**Directions for this task**
Write out the whole listing exactly.

== Input ==

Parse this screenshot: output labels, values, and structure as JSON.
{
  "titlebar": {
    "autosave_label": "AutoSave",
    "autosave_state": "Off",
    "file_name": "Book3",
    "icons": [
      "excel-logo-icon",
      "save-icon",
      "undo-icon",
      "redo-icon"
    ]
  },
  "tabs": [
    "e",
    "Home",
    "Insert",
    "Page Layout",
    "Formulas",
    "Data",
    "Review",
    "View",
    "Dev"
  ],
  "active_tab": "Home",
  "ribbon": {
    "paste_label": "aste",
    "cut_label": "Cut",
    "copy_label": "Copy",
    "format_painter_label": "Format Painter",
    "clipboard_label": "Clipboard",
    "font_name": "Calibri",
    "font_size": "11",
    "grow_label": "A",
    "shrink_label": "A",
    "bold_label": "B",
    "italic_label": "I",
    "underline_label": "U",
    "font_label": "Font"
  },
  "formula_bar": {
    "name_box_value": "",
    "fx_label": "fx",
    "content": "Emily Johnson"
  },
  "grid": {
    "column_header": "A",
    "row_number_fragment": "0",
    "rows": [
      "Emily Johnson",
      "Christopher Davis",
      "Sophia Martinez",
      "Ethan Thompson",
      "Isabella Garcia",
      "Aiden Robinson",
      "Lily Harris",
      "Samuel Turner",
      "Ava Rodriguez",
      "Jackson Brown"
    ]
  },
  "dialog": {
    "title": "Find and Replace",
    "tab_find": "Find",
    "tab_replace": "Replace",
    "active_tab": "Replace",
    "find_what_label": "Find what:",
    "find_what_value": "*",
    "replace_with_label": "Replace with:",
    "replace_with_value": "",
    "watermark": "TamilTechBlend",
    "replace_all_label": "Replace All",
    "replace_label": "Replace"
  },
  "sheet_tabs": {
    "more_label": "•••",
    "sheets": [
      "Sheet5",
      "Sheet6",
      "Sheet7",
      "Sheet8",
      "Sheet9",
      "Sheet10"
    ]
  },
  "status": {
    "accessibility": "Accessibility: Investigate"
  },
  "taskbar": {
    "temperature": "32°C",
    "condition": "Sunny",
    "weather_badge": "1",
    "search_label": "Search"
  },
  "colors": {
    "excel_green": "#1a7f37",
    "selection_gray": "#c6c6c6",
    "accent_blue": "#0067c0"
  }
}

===

**Exercise result**
Parse this screenshot: output labels, values, and structure as JSON.
{
  "titlebar": {
    "autosave_label": "AutoSave",
    "autosave_state": "Off",
    "file_name": "Book3",
    "icons": [
      "excel-logo-icon",
      "save-icon",
      "undo-icon",
      "redo-icon"
    ]
  },
  "tabs": [
    "e",
    "Home",
    "Insert",
    "Page Layout",
    "Formulas",
    "Data",
    "Review",
    "View",
    "Dev"
  ],
  "active_tab": "Home",
  "ribbon": {
    "paste_label": "aste",
    "cut_label": "Cut",
    "copy_label": "Copy",
    "format_painter_label": "Format Painter",
    "clipboard_label": "Clipboard",
    "font_name": "Calibri",
    "font_size": "11",
    "grow_label": "A",
    "shrink_label": "A",
    "bold_label": "B",
    "italic_label": "I",
    "underline_label": "U",
    "font_label": "Font"
  },
  "formula_bar": {
    "name_box_value": "",
    "fx_label": "fx",
    "content": "Emily Johnson"
  },
  "grid": {
    "column_header": "A",
    "row_number_fragment": "0",
    "rows": [
      "Emily Johnson",
      "Christopher Davis",
      "Sophia Martinez",
      "Ethan Thompson",
      "Isabella Garcia",
      "Aiden Robinson",
      "Lily Harris",
      "Samuel Turner",
      "Ava Rodriguez",
      "Jackson Brown"
    ]
  },
  "dialog": {
    "title": "Find and Replace",
    "tab_find": "Find",
    "tab_replace": "Replace",
    "active_tab": "Replace",
    "find_what_label": "Find what:",
    "find_what_value": "*",
    "replace_with_label": "Replace with:",
    "replace_with_value": "",
    "watermark": "TamilTechBlend",
    "replace_all_label": "Replace All",
    "replace_label": "Replace"
  },
  "sheet_tabs": {
    "more_label": "•••",
    "sheets": [
      "Sheet5",
      "Sheet6",
      "Sheet7",
      "Sheet8",
      "Sheet9",
      "Sheet10"
    ]
  },
  "status": {
    "accessibility": "Accessibility: Investigate"
  },
  "taskbar": {
    "temperature": "32°C",
    "condition": "Sunny",
    "weather_badge": "1",
    "search_label": "Search"
  },
  "colors": {
    "excel_green": "#1a7f37",
    "selection_gray": "#c6c6c6",
    "accent_blue": "#0067c0"
  }
}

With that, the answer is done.